“Devolved ministers can use the same powers they used to impose lockdown to change or remove restrictions” and there’s no need for Westminster to make any legislation to allow this to happen, she says.
Within each devolved nation, the legal basis of the lockdown is different – as Aileen McHarg, Professor of Public Law at Durham Law School told FactCheck.
“The Scottish and Welsh Ministers are acting under UK legislation [the Coronavirus Act 2020 and the Public Health Act 1984, respectively], whereas the NI Executive is acting under legislation made by the old Northern Irish Parliament”, she says.
Looking specifically at the Scottish regulations, Professor McHarg points out that they contain a “review clause” which, by her interpretation, mean “the Scottish ministers are bound to end the lockdown as soon as they consider it no longer necessary”. She identifies similar provisions in the Welsh and Northern Irish regulations.
If the devolved administrations decided to end lockdown earlier or in a different way to the route chosen by Westminster, it “would not, therefore, be a question of ‘overruling’ the UK government, as each devolved administration has their own powers to determine the nature and extent of the lockdown for their own territory”.
Professor Michael Kenny, who is Professor of Public Policy at the University of Cambridge told FactCheck: “Most of the key decisions relating to lockdown, and when and how it might be released, lie in the hands of the devolved administrations so they would not need to seek permission from the UK government about them.”
Could Westminster force the issue?
What would happen if the UK government or Parliament tried to block a decision by the Scottish, Welsh or Northern Irish administrations to lift or ease lockdown?
Jess Sargeant again: “The UK’s constitutional arrangements mean that the UK Parliament retains the power to legislate in devolved areas.
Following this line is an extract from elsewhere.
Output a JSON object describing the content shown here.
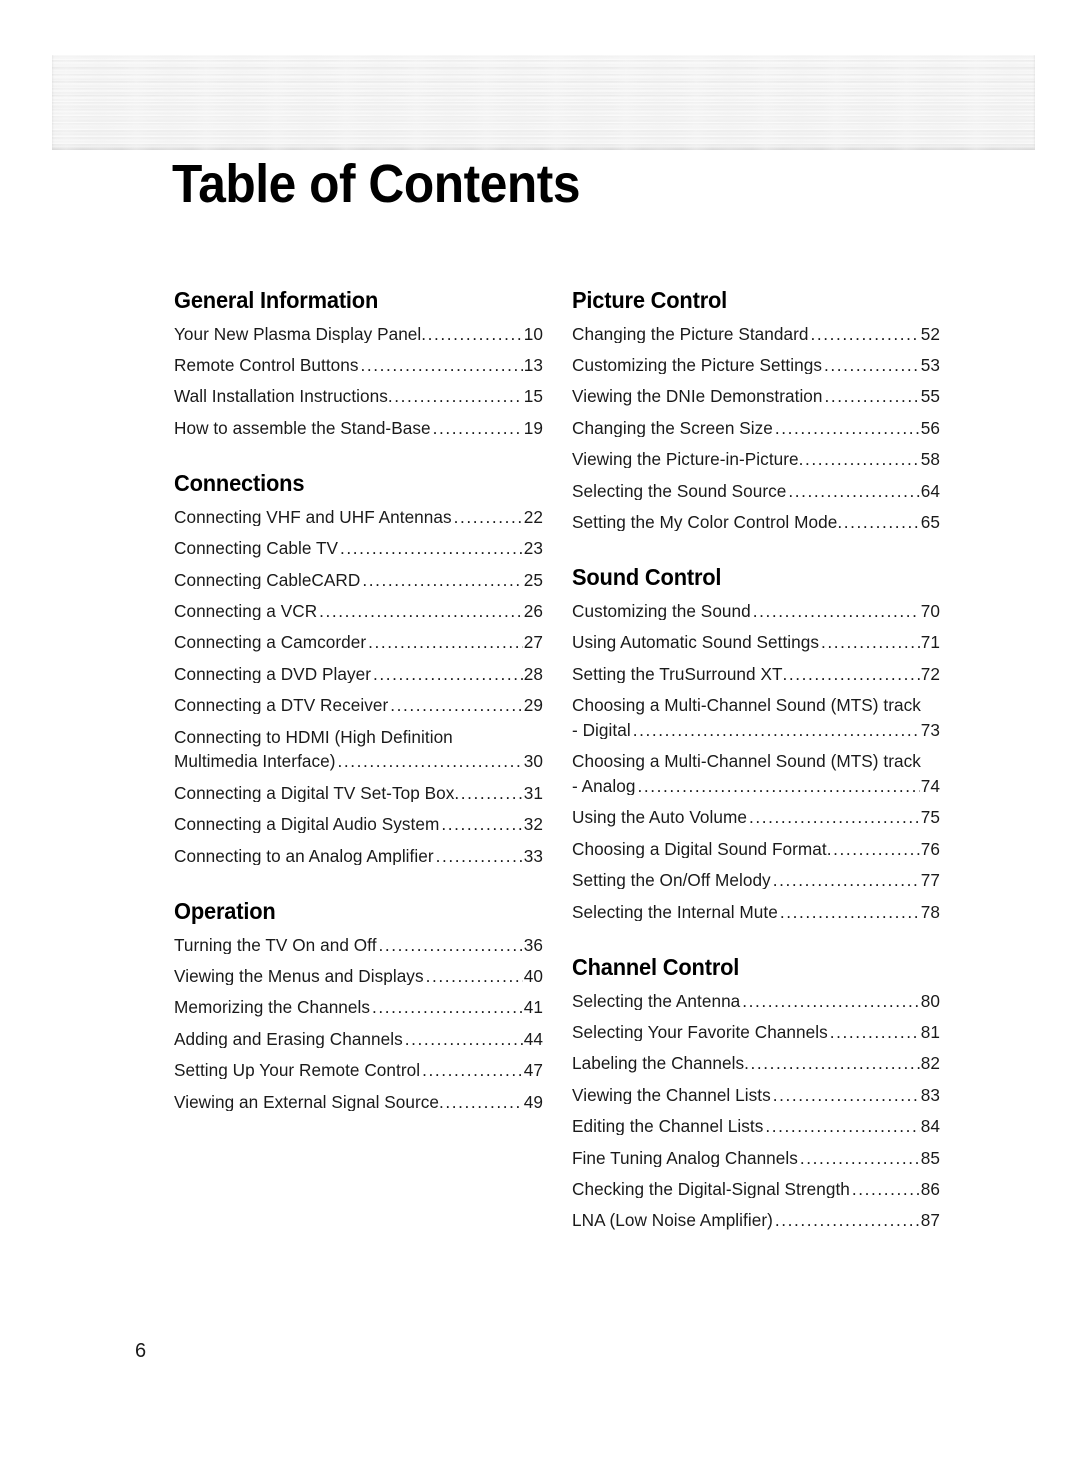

So in theory, the UK Government could overrule the devolved administrations”. But, she says, “this looks unlikely to happen at this point”.
Professor Kenny points out: “For the most part, [the devolved administrations] and their scientific experts have been consulting jointly with the UK government and its experts, and have followed a common approach to lockdown.”
But, he says “there have been some small differences in how it has been implemented, and the Scottish government has indicated that it is prepared to develop a more independent approach to the management of Scotland’s exit from it, if the evidence demands that.”
What do the devolved administrations say?
A spokesperson for the Welsh government confirmed that they have not set out a definitive timetable for easing the lockdown restrictions.
A spokesperson for the Northern Ireland executive told FactCheck: “The Executive’s clear focus at this time is the ongoing health risk from Covid-19. The restrictions in place are making a real difference in protecting people and saving lives, and they need to continue. The Executive will continue discussions and making preparations for how and when we can move into a recovery phase when the time is right, taking account of all relevant evidence and advice.”
The Scottish government was contacted for comment.
Channel 4 News FactCheck 24 April 2020 by Georgina Lee